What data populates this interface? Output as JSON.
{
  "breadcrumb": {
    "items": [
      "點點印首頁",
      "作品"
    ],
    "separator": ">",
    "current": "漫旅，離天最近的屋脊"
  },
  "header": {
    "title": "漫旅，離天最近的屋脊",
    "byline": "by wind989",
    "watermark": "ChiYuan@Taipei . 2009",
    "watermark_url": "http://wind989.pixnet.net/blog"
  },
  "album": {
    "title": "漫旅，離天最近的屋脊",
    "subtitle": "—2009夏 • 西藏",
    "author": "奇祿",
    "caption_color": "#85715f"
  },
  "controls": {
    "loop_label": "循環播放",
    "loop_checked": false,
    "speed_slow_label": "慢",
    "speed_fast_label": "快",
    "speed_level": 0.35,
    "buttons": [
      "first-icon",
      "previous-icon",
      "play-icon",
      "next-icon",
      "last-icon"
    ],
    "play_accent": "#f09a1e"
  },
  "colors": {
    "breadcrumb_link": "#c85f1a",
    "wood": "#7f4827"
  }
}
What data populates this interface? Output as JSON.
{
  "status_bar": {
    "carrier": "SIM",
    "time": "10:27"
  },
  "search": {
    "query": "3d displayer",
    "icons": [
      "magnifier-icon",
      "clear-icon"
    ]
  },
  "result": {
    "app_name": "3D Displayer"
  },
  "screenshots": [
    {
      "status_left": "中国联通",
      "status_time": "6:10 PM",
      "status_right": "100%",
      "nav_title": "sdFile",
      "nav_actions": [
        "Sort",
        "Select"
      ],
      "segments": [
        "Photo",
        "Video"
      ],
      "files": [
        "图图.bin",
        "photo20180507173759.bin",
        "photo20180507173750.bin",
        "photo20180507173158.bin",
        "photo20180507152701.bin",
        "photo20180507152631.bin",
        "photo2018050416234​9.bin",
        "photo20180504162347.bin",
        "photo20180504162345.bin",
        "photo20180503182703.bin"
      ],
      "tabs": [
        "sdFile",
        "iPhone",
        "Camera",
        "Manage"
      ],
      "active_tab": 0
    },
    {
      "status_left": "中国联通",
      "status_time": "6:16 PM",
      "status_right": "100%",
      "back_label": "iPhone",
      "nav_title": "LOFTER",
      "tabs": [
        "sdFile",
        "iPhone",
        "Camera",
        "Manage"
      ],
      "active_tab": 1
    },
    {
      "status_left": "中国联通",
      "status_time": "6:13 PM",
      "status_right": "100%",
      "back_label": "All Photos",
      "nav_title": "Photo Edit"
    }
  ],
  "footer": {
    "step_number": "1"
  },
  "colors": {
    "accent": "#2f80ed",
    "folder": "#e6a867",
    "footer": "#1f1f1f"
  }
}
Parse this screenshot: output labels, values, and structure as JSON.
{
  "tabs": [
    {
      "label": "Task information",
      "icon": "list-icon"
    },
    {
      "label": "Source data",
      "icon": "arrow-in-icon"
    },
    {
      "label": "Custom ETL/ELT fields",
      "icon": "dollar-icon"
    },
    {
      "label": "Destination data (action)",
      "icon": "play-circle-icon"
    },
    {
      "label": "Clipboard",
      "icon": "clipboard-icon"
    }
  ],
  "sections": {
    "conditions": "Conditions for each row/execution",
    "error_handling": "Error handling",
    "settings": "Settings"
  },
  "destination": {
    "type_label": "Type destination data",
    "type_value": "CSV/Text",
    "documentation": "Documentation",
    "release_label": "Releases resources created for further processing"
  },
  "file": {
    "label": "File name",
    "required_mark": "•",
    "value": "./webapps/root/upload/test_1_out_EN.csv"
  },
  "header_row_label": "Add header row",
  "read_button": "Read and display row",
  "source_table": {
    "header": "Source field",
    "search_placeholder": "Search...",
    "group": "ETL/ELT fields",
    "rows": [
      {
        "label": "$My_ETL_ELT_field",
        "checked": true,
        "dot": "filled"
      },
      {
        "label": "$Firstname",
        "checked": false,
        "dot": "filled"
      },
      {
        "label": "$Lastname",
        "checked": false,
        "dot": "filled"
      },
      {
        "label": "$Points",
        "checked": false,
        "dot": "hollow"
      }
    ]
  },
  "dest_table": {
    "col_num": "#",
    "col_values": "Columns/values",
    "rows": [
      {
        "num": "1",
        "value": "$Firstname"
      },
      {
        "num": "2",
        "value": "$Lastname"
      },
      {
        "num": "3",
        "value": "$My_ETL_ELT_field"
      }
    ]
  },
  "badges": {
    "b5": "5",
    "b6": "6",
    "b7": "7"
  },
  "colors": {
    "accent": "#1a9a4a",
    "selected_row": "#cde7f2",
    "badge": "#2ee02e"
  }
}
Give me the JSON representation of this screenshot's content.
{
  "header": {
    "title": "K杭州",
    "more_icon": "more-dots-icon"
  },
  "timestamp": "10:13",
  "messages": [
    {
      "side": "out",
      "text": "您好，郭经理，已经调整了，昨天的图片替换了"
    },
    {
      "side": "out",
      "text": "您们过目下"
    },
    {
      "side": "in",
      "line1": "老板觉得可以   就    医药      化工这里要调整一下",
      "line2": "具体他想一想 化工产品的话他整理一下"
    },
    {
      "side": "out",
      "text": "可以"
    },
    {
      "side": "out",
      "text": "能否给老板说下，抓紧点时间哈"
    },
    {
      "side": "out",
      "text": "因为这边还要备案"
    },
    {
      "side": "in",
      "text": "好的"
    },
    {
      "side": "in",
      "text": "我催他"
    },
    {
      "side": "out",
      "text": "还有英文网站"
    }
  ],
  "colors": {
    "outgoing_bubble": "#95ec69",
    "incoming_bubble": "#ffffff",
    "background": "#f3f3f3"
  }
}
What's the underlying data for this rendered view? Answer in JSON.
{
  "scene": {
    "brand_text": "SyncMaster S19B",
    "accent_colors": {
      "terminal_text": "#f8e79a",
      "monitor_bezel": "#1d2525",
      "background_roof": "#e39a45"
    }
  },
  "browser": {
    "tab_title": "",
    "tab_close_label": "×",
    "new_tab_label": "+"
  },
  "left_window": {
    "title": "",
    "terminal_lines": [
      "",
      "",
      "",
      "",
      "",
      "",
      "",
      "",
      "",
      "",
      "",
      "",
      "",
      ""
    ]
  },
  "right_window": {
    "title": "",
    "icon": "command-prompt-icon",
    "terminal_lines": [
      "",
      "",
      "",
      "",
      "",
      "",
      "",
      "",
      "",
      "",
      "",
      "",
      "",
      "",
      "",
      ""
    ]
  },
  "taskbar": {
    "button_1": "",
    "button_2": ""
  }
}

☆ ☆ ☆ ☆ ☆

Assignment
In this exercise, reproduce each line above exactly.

Answer section
What data populates this interface? Output as JSON.
{
  "breadcrumb": {
    "items": [
      "點點印首頁",
      "作品"
    ],
    "separator": ">",
    "current": "漫旅，離天最近的屋脊"
  },
  "header": {
    "title": "漫旅，離天最近的屋脊",
    "byline": "by wind989",
    "watermark": "ChiYuan@Taipei . 2009",
    "watermark_url": "http://wind989.pixnet.net/blog"
  },
  "album": {
    "title": "漫旅，離天最近的屋脊",
    "subtitle": "—2009夏 • 西藏",
    "author": "奇祿",
    "caption_color": "#85715f"
  },
  "controls": {
    "loop_label": "循環播放",
    "loop_checked": false,
    "speed_slow_label": "慢",
    "speed_fast_label": "快",
    "speed_level": 0.35,
    "buttons": [
      "first-icon",
      "previous-icon",
      "play-icon",
      "next-icon",
      "last-icon"
    ],
    "play_accent": "#f09a1e"
  },
  "colors": {
    "breadcrumb_link": "#c85f1a",
    "wood": "#7f4827"
  }
}
What data populates this interface? Output as JSON.
{
  "status_bar": {
    "carrier": "SIM",
    "time": "10:27"
  },
  "search": {
    "query": "3d displayer",
    "icons": [
      "magnifier-icon",
      "clear-icon"
    ]
  },
  "result": {
    "app_name": "3D Displayer"
  },
  "screenshots": [
    {
      "status_left": "中国联通",
      "status_time": "6:10 PM",
      "status_right": "100%",
      "nav_title": "sdFile",
      "nav_actions": [
        "Sort",
        "Select"
      ],
      "segments": [
        "Photo",
        "Video"
      ],
      "files": [
        "图图.bin",
        "photo20180507173759.bin",
        "photo20180507173750.bin",
        "photo20180507173158.bin",
        "photo20180507152701.bin",
        "photo20180507152631.bin",
        "photo2018050416234​9.bin",
        "photo20180504162347.bin",
        "photo20180504162345.bin",
        "photo20180503182703.bin"
      ],
      "tabs": [
        "sdFile",
        "iPhone",
        "Camera",
        "Manage"
      ],
      "active_tab": 0
    },
    {
      "status_left": "中国联通",
      "status_time": "6:16 PM",
      "status_right": "100%",
      "back_label": "iPhone",
      "nav_title": "LOFTER",
      "tabs": [
        "sdFile",
        "iPhone",
        "Camera",
        "Manage"
      ],
      "active_tab": 1
    },
    {
      "status_left": "中国联通",
      "status_time": "6:13 PM",
      "status_right": "100%",
      "back_label": "All Photos",
      "nav_title": "Photo Edit"
    }
  ],
  "footer": {
    "step_number": "1"
  },
  "colors": {
    "accent": "#2f80ed",
    "folder": "#e6a867",
    "footer": "#1f1f1f"
  }
}
Parse this screenshot: output labels, values, and structure as JSON.
{
  "tabs": [
    {
      "label": "Task information",
      "icon": "list-icon"
    },
    {
      "label": "Source data",
      "icon": "arrow-in-icon"
    },
    {
      "label": "Custom ETL/ELT fields",
      "icon": "dollar-icon"
    },
    {
      "label": "Destination data (action)",
      "icon": "play-circle-icon"
    },
    {
      "label": "Clipboard",
      "icon": "clipboard-icon"
    }
  ],
  "sections": {
    "conditions": "Conditions for each row/execution",
    "error_handling": "Error handling",
    "settings": "Settings"
  },
  "destination": {
    "type_label": "Type destination data",
    "type_value": "CSV/Text",
    "documentation": "Documentation",
    "release_label": "Releases resources created for further processing"
  },
  "file": {
    "label": "File name",
    "required_mark": "•",
    "value": "./webapps/root/upload/test_1_out_EN.csv"
  },
  "header_row_label": "Add header row",
  "read_button": "Read and display row",
  "source_table": {
    "header": "Source field",
    "search_placeholder": "Search...",
    "group": "ETL/ELT fields",
    "rows": [
      {
        "label": "$My_ETL_ELT_field",
        "checked": true,
        "dot": "filled"
      },
      {
        "label": "$Firstname",
        "checked": false,
        "dot": "filled"
      },
      {
        "label": "$Lastname",
        "checked": false,
        "dot": "filled"
      },
      {
        "label": "$Points",
        "checked": false,
        "dot": "hollow"
      }
    ]
  },
  "dest_table": {
    "col_num": "#",
    "col_values": "Columns/values",
    "rows": [
      {
        "num": "1",
        "value": "$Firstname"
      },
      {
        "num": "2",
        "value": "$Lastname"
      },
      {
        "num": "3",
        "value": "$My_ETL_ELT_field"
      }
    ]
  },
  "badges": {
    "b5": "5",
    "b6": "6",
    "b7": "7"
  },
  "colors": {
    "accent": "#1a9a4a",
    "selected_row": "#cde7f2",
    "badge": "#2ee02e"
  }
}
Give me the JSON representation of this screenshot's content.
{
  "header": {
    "title": "K杭州",
    "more_icon": "more-dots-icon"
  },
  "timestamp": "10:13",
  "messages": [
    {
      "side": "out",
      "text": "您好，郭经理，已经调整了，昨天的图片替换了"
    },
    {
      "side": "out",
      "text": "您们过目下"
    },
    {
      "side": "in",
      "line1": "老板觉得可以   就    医药      化工这里要调整一下",
      "line2": "具体他想一想 化工产品的话他整理一下"
    },
    {
      "side": "out",
      "text": "可以"
    },
    {
      "side": "out",
      "text": "能否给老板说下，抓紧点时间哈"
    },
    {
      "side": "out",
      "text": "因为这边还要备案"
    },
    {
      "side": "in",
      "text": "好的"
    },
    {
      "side": "in",
      "text": "我催他"
    },
    {
      "side": "out",
      "text": "还有英文网站"
    }
  ],
  "colors": {
    "outgoing_bubble": "#95ec69",
    "incoming_bubble": "#ffffff",
    "background": "#f3f3f3"
  }
}
What's the underlying data for this rendered view? Answer in JSON.
{
  "scene": {
    "brand_text": "SyncMaster S19B",
    "accent_colors": {
      "terminal_text": "#f8e79a",
      "monitor_bezel": "#1d2525",
      "background_roof": "#e39a45"
    }
  },
  "browser": {
    "tab_title": "",
    "tab_close_label": "×",
    "new_tab_label": "+"
  },
  "left_window": {
    "title": "",
    "terminal_lines": [
      "",
      "",
      "",
      "",
      "",
      "",
      "",
      "",
      "",
      "",
      "",
      "",
      "",
      ""
    ]
  },
  "right_window": {
    "title": "",
    "icon": "command-prompt-icon",
    "terminal_lines": [
      "",
      "",
      "",
      "",
      "",
      "",
      "",
      "",
      "",
      "",
      "",
      "",
      "",
      "",
      "",
      ""
    ]
  },
  "taskbar": {
    "button_1": "",
    "button_2": ""
  }
}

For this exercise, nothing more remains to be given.